◆ Activity: Copy every line of the data in which the word "label" occurs.
*** Provided records ***
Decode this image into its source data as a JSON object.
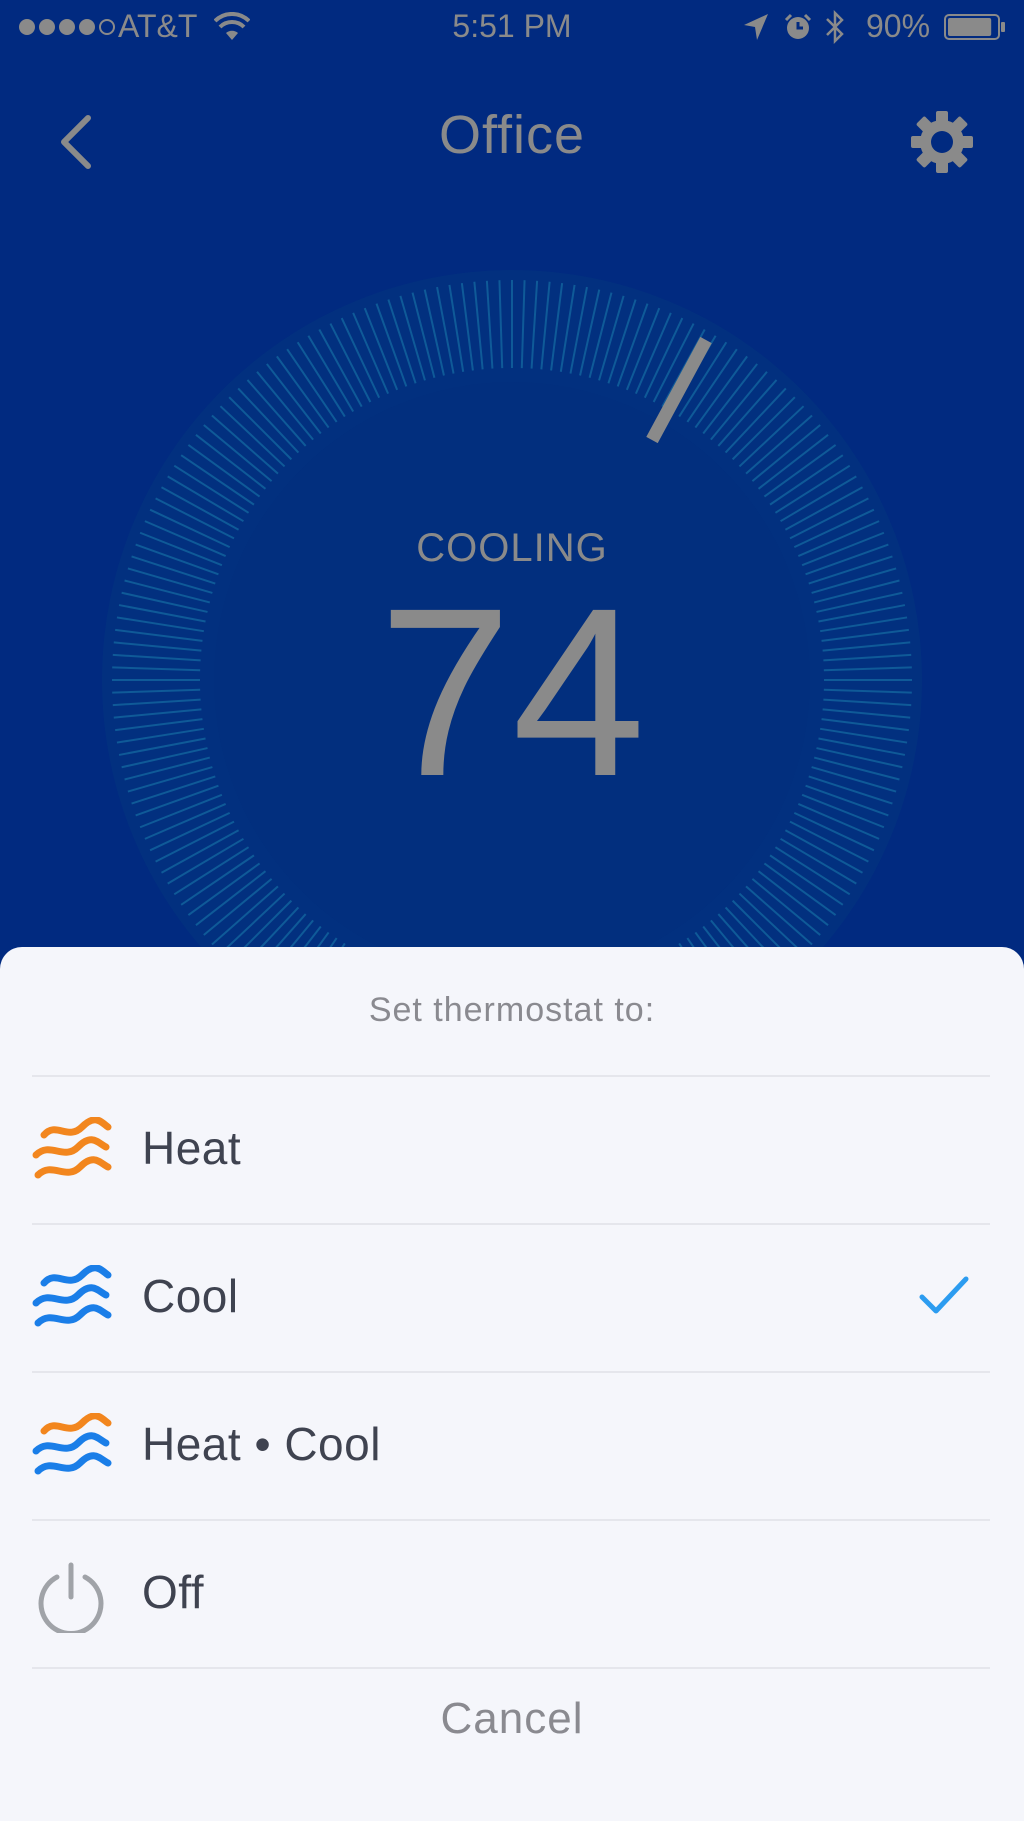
{
  "status_bar": {
    "carrier": "AT&T",
    "time": "5:51 PM",
    "battery": "90%",
    "signal_bars_filled": 4,
    "signal_bars_total": 5,
    "battery_level": 0.9,
    "icons": [
      "signal-dots-icon",
      "wifi-icon",
      "location-arrow-icon",
      "alarm-clock-icon",
      "bluetooth-icon",
      "battery-icon"
    ]
  },
  "nav": {
    "title": "Office",
    "back_icon": "chevron-left-icon",
    "settings_icon": "gear-icon"
  },
  "thermostat": {
    "mode": "COOLING",
    "temperature": "74"
  },
  "sheet": {
    "title": "Set thermostat to:",
    "options": [
      {
        "label": "Heat",
        "icon": "heat-waves-icon",
        "selected": false
      },
      {
        "label": "Cool",
        "icon": "cool-waves-icon",
        "selected": true
      },
      {
        "label": "Heat • Cool",
        "icon": "heat-cool-waves-icon",
        "selected": false
      },
      {
        "label": "Off",
        "icon": "power-icon",
        "selected": false
      }
    ],
    "cancel": "Cancel"
  },
  "colors": {
    "background": "#012a80",
    "dim_text": "#8a8a8a",
    "tick": "#0f5a98",
    "sheet_bg": "#f5f6fb",
    "heat": "#f2861e",
    "cool": "#1a7ee8",
    "check": "#2c9cf0",
    "option_text": "#3f4350"
  }
}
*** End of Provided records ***
◆ Solution below:
        "label": "Heat",
        "label": "Cool",
        "label": "Heat • Cool",
        "label": "Off",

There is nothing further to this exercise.